Please give nothing except the number of lines in the records below that include the word "this".

Information shown:
════════════════
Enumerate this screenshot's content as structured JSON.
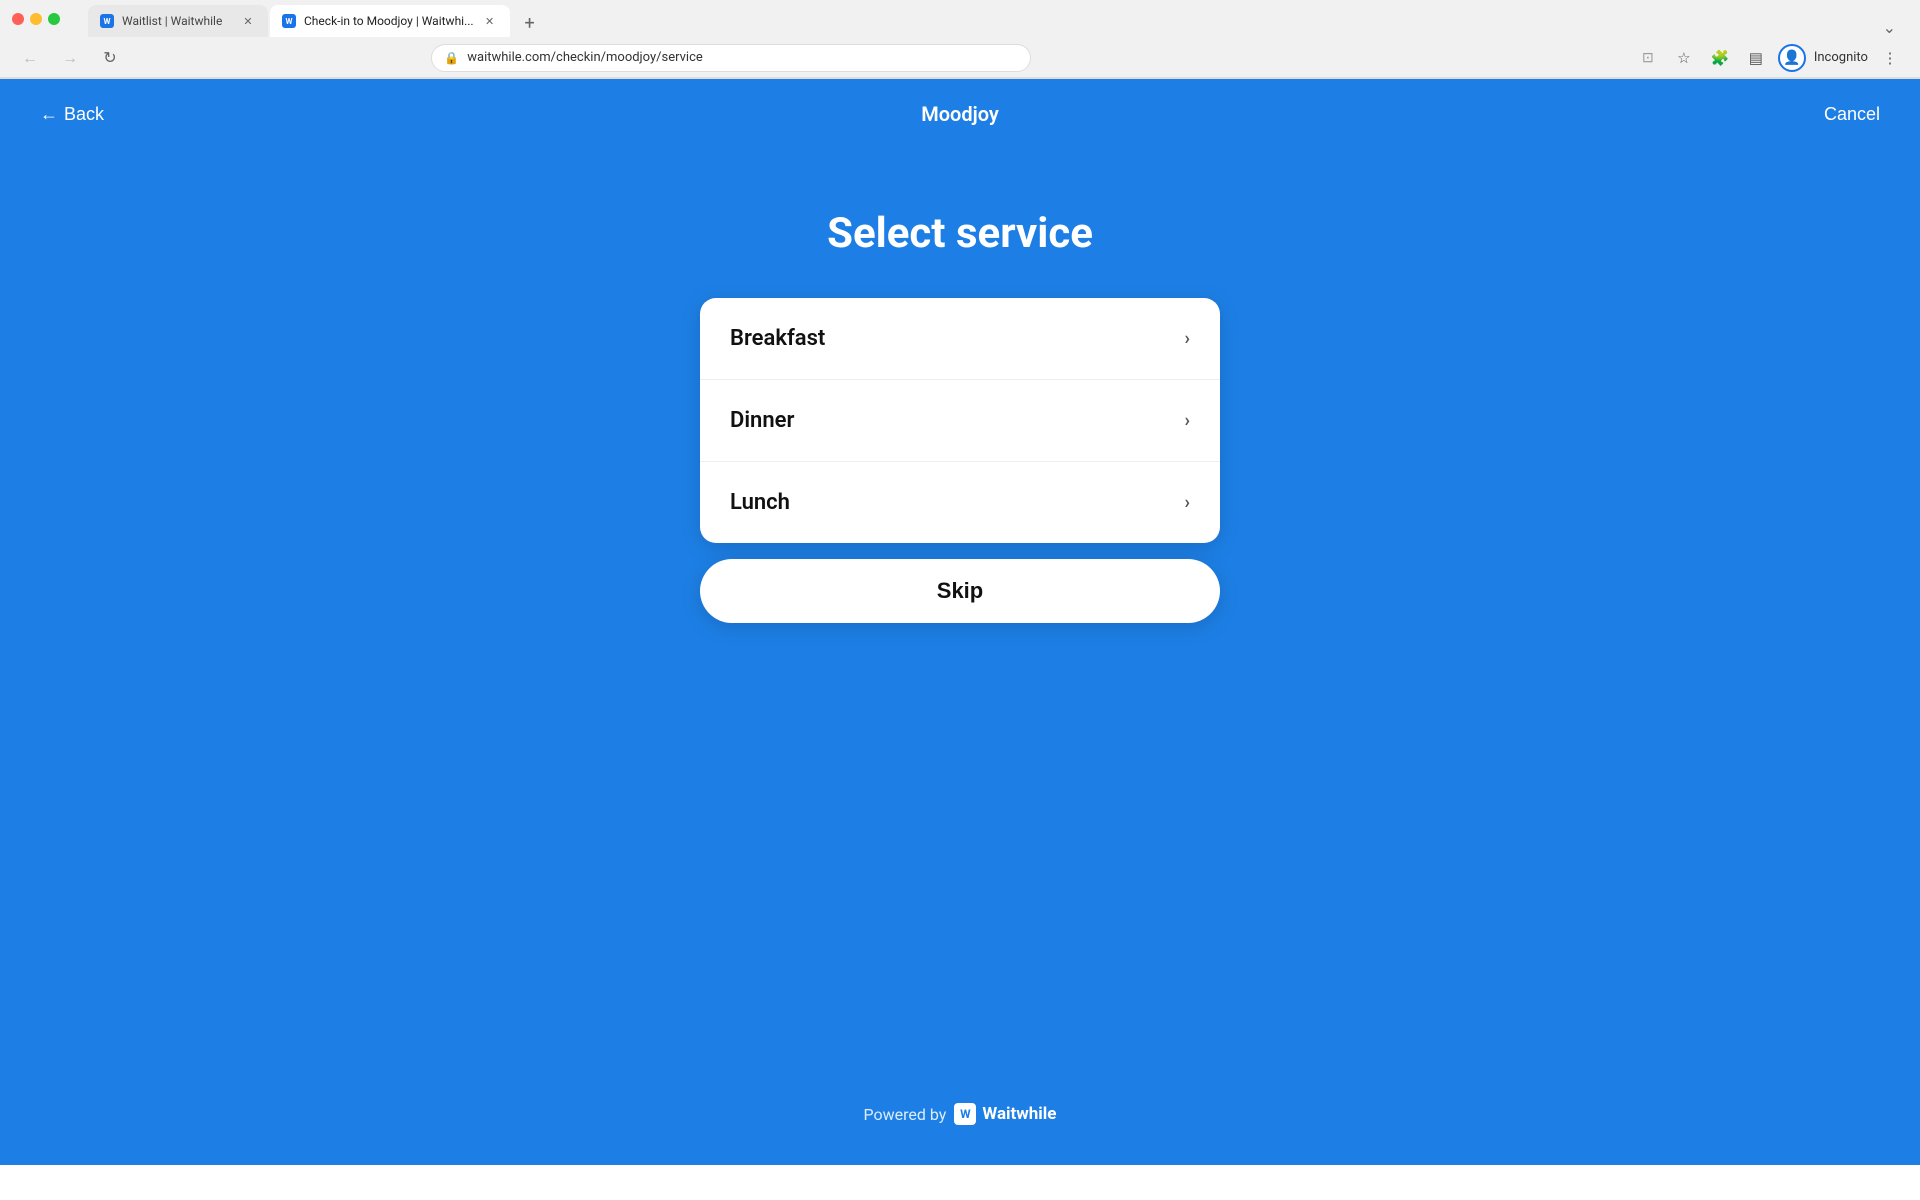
{
  "browser": {
    "tabs": [
      {
        "id": "tab1",
        "title": "Waitlist | Waitwhile",
        "favicon": "W",
        "active": false,
        "url": ""
      },
      {
        "id": "tab2",
        "title": "Check-in to Moodjoy | Waitwhi...",
        "favicon": "W",
        "active": true,
        "url": "waitwhile.com/checkin/moodjoy/service"
      }
    ],
    "address": "waitwhile.com/checkin/moodjoy/service",
    "profile_label": "Incognito"
  },
  "page": {
    "brand": "Moodjoy",
    "back_label": "Back",
    "cancel_label": "Cancel",
    "title": "Select service",
    "services": [
      {
        "id": "breakfast",
        "name": "Breakfast"
      },
      {
        "id": "dinner",
        "name": "Dinner"
      },
      {
        "id": "lunch",
        "name": "Lunch"
      }
    ],
    "skip_label": "Skip",
    "footer": {
      "powered_by": "Powered by",
      "brand": "Waitwhile"
    }
  }
}
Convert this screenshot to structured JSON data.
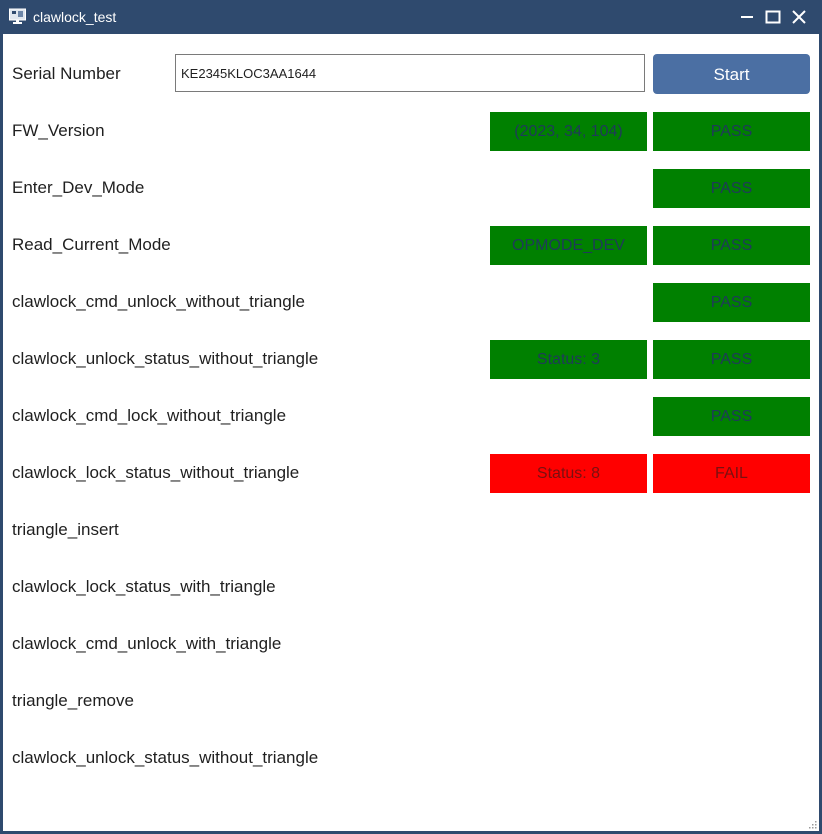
{
  "window": {
    "title": "clawlock_test",
    "icon": "app-monitor-icon",
    "controls": [
      "minimize-icon",
      "maximize-icon",
      "close-icon"
    ]
  },
  "serial": {
    "label": "Serial Number",
    "value": "KE2345KLOC3AA1644",
    "start_label": "Start"
  },
  "tests": [
    {
      "name": "FW_Version",
      "value": "(2023, 34, 104)",
      "result": "PASS"
    },
    {
      "name": "Enter_Dev_Mode",
      "value": "",
      "result": "PASS"
    },
    {
      "name": "Read_Current_Mode",
      "value": "OPMODE_DEV",
      "result": "PASS"
    },
    {
      "name": "clawlock_cmd_unlock_without_triangle",
      "value": "",
      "result": "PASS"
    },
    {
      "name": "clawlock_unlock_status_without_triangle",
      "value": "Status: 3",
      "result": "PASS"
    },
    {
      "name": "clawlock_cmd_lock_without_triangle",
      "value": "",
      "result": "PASS"
    },
    {
      "name": "clawlock_lock_status_without_triangle",
      "value": "Status: 8",
      "result": "FAIL"
    },
    {
      "name": "triangle_insert",
      "value": "",
      "result": ""
    },
    {
      "name": "clawlock_lock_status_with_triangle",
      "value": "",
      "result": ""
    },
    {
      "name": "clawlock_cmd_unlock_with_triangle",
      "value": "",
      "result": ""
    },
    {
      "name": "triangle_remove",
      "value": "",
      "result": ""
    },
    {
      "name": "clawlock_unlock_status_without_triangle",
      "value": "",
      "result": ""
    }
  ],
  "colors": {
    "pass": "#008000",
    "fail": "#ff0000",
    "titlebar": "#2f4a6e",
    "start_button": "#4b6fa3"
  }
}
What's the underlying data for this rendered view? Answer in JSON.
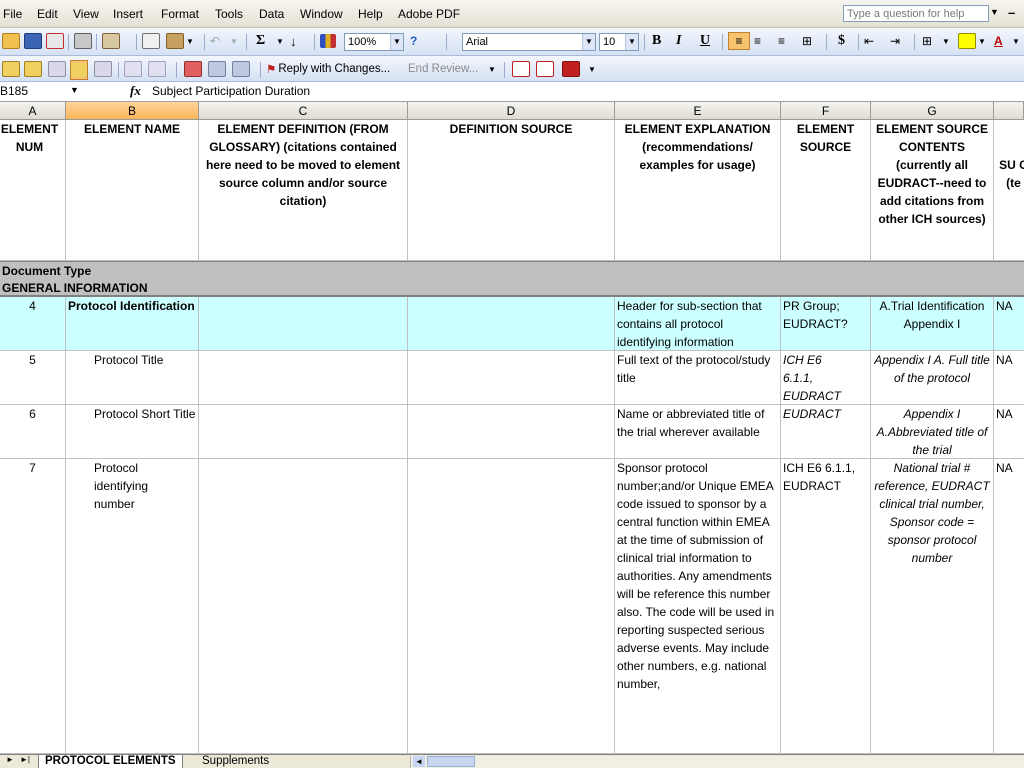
{
  "menubar": {
    "items": [
      "File",
      "Edit",
      "View",
      "Insert",
      "Format",
      "Tools",
      "Data",
      "Window",
      "Help",
      "Adobe PDF"
    ],
    "help_placeholder": "Type a question for help"
  },
  "toolbar": {
    "zoom": "100%",
    "font_name": "Arial",
    "font_size": "10",
    "sigma": "Σ",
    "bold": "B",
    "italic": "I",
    "underline": "U",
    "currency": "$",
    "reply_label": "Reply with Changes...",
    "end_review_label": "End Review..."
  },
  "formula_bar": {
    "name_box": "B185",
    "fx": "fx",
    "formula": "Subject Participation Duration"
  },
  "columns": [
    "A",
    "B",
    "C",
    "D",
    "E",
    "F",
    "G"
  ],
  "header_row": {
    "a": "ELEMENT NUM",
    "b": "ELEMENT NAME",
    "c": "ELEMENT DEFINITION (FROM GLOSSARY) (citations contained here need to be moved to element source column and/or source citation)",
    "d": "DEFINITION SOURCE",
    "e": "ELEMENT EXPLANATION (recommendations/ examples for usage)",
    "f": "ELEMENT SOURCE",
    "g": "ELEMENT SOURCE CONTENTS (currently all EUDRACT--need to add citations from other ICH sources)",
    "h": "SU C (te"
  },
  "bands": [
    "Document Type",
    "GENERAL INFORMATION"
  ],
  "rows": [
    {
      "num": "4",
      "name": "Protocol Identification",
      "expl": "Header for sub-section that contains all protocol identifying information",
      "src": "PR Group; EUDRACT?",
      "contents": "A.Trial Identification Appendix I",
      "h": "NA"
    },
    {
      "num": "5",
      "name": "Protocol Title",
      "expl": "Full text of the protocol/study title",
      "src": "ICH E6 6.1.1, EUDRACT",
      "contents": "Appendix I A. Full title of the protocol",
      "h": "NA"
    },
    {
      "num": "6",
      "name": "Protocol Short Title",
      "expl": "Name or abbreviated title of the trial wherever available",
      "src": "EUDRACT",
      "contents": "Appendix I A.Abbreviated title of the trial",
      "h": "NA"
    },
    {
      "num": "7",
      "name": "Protocol identifying number",
      "expl": "Sponsor protocol number;and/or Unique EMEA code issued to sponsor by a central function within EMEA at the time of submission of clinical trial information to authorities. Any amendments will be reference this number also. The code will be used in reporting suspected serious adverse events. May include other numbers, e.g. national number,",
      "src": "ICH E6 6.1.1, EUDRACT",
      "contents": "National trial # reference, EUDRACT clinical trial number, Sponsor code = sponsor protocol number",
      "h": "NA"
    }
  ],
  "sheet_tabs": [
    "PROTOCOL ELEMENTS",
    "Supplements"
  ]
}
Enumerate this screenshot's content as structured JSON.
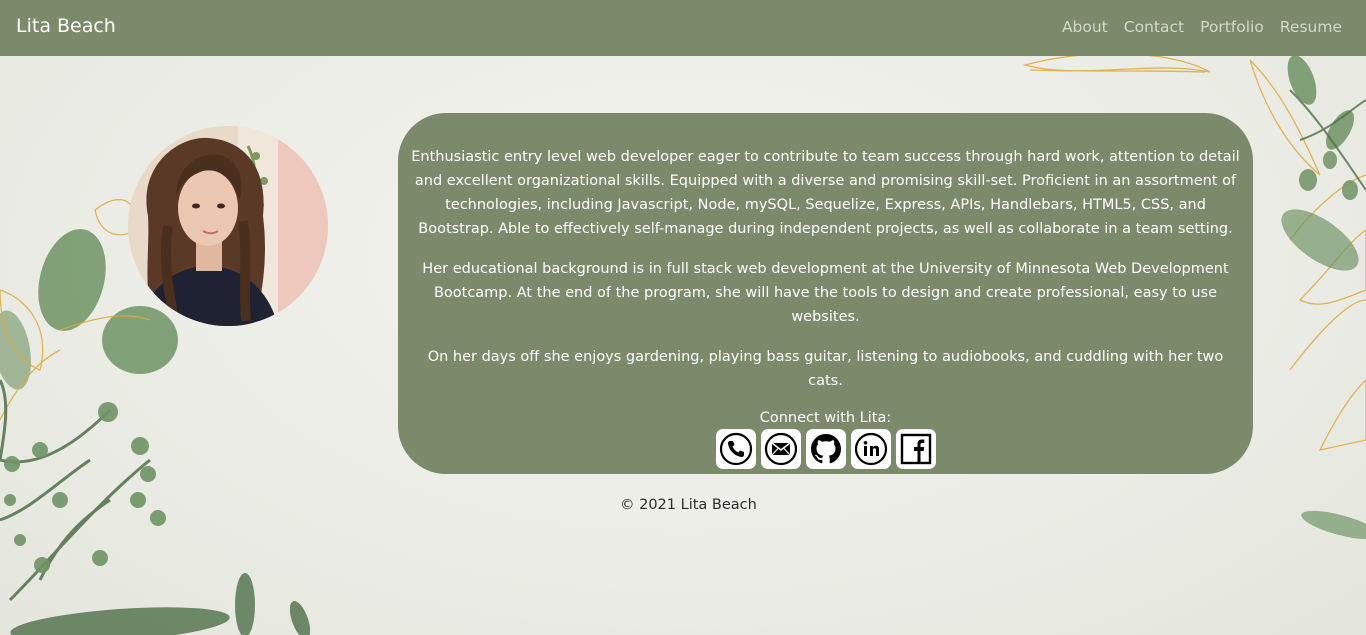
{
  "navbar": {
    "brand": "Lita Beach",
    "links": [
      "About",
      "Contact",
      "Portfolio",
      "Resume"
    ]
  },
  "about": {
    "paragraphs": [
      "Enthusiastic entry level web developer eager to contribute to team success through hard work, attention to detail and excellent organizational skills. Equipped with a diverse and promising skill-set. Proficient in an assortment of technologies, including Javascript, Node, mySQL, Sequelize, Express, APIs, Handlebars, HTML5, CSS, and Bootstrap. Able to effectively self-manage during independent projects, as well as collaborate in a team setting.",
      "Her educational background is in full stack web development at the University of Minnesota Web Development Bootcamp. At the end of the program, she will have the tools to design and create professional, easy to use websites.",
      "On her days off she enjoys gardening, playing bass guitar, listening to audiobooks, and cuddling with her two cats."
    ],
    "connect_label": "Connect with Lita:",
    "socials": [
      {
        "icon": "phone-icon"
      },
      {
        "icon": "email-icon"
      },
      {
        "icon": "github-icon"
      },
      {
        "icon": "linkedin-icon"
      },
      {
        "icon": "facebook-icon"
      }
    ]
  },
  "footer": {
    "copyright": "© 2021 Lita Beach"
  },
  "colors": {
    "navbar_bg": "#7b8a6b",
    "card_bg": "#7b8a6b",
    "nav_link": "#d3d8cc",
    "leaf_green": "#6f9465",
    "gold_line": "#e0a93a"
  }
}
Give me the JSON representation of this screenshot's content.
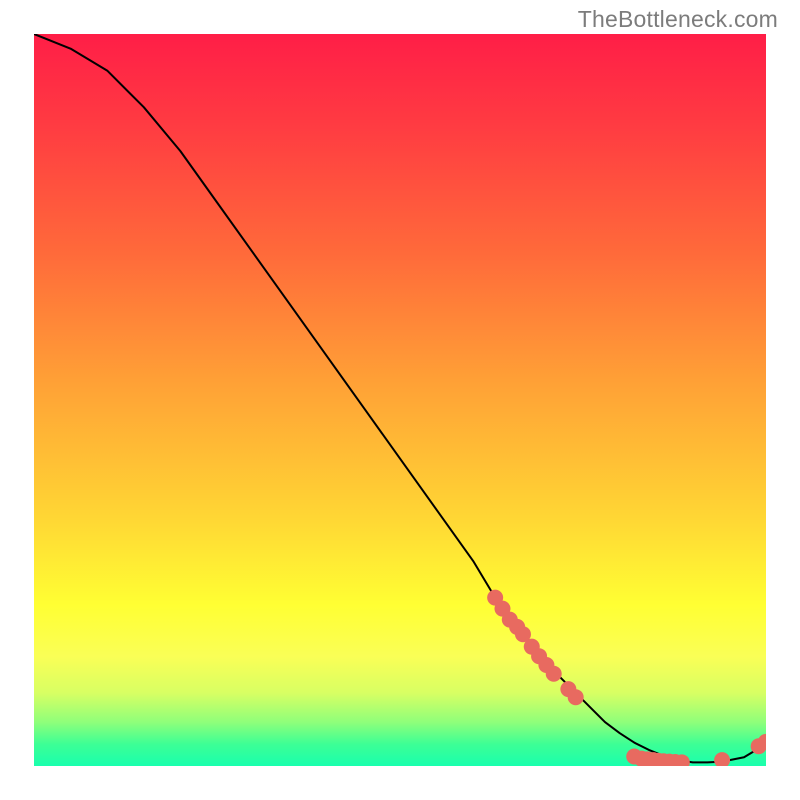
{
  "attribution": "TheBottleneck.com",
  "chart_data": {
    "type": "line",
    "title": "",
    "xlabel": "",
    "ylabel": "",
    "xlim": [
      0,
      100
    ],
    "ylim": [
      0,
      100
    ],
    "grid": false,
    "series": [
      {
        "name": "curve",
        "x": [
          0,
          5,
          10,
          15,
          20,
          25,
          30,
          35,
          40,
          45,
          50,
          55,
          60,
          63,
          66,
          70,
          73,
          76,
          78,
          80,
          82,
          84,
          86,
          88,
          90,
          92,
          94,
          97,
          100
        ],
        "y": [
          100,
          98,
          95,
          90,
          84,
          77,
          70,
          63,
          56,
          49,
          42,
          35,
          28,
          23,
          19,
          14,
          11,
          8,
          6,
          4.5,
          3.2,
          2.2,
          1.4,
          0.8,
          0.5,
          0.5,
          0.6,
          1.2,
          3.0
        ]
      }
    ],
    "markers": [
      {
        "name": "cluster-descent",
        "color": "#e86a60",
        "radius_px": 8,
        "points": [
          {
            "x": 63.0,
            "y": 23.0
          },
          {
            "x": 64.0,
            "y": 21.5
          },
          {
            "x": 65.0,
            "y": 20.0
          },
          {
            "x": 66.0,
            "y": 19.0
          },
          {
            "x": 66.8,
            "y": 18.0
          },
          {
            "x": 68.0,
            "y": 16.3
          },
          {
            "x": 69.0,
            "y": 15.0
          },
          {
            "x": 70.0,
            "y": 13.8
          },
          {
            "x": 71.0,
            "y": 12.6
          },
          {
            "x": 73.0,
            "y": 10.5
          },
          {
            "x": 74.0,
            "y": 9.4
          }
        ]
      },
      {
        "name": "cluster-valley",
        "color": "#e86a60",
        "radius_px": 8,
        "points": [
          {
            "x": 82.0,
            "y": 1.3
          },
          {
            "x": 83.0,
            "y": 1.0
          },
          {
            "x": 83.8,
            "y": 0.9
          },
          {
            "x": 84.6,
            "y": 0.8
          },
          {
            "x": 85.3,
            "y": 0.7
          },
          {
            "x": 86.0,
            "y": 0.65
          },
          {
            "x": 86.8,
            "y": 0.6
          },
          {
            "x": 87.6,
            "y": 0.55
          },
          {
            "x": 88.5,
            "y": 0.5
          }
        ]
      },
      {
        "name": "cluster-upturn",
        "color": "#e86a60",
        "radius_px": 8,
        "points": [
          {
            "x": 94.0,
            "y": 0.8
          },
          {
            "x": 99.0,
            "y": 2.7
          },
          {
            "x": 100.0,
            "y": 3.3
          }
        ]
      }
    ]
  }
}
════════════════
Written reply: 6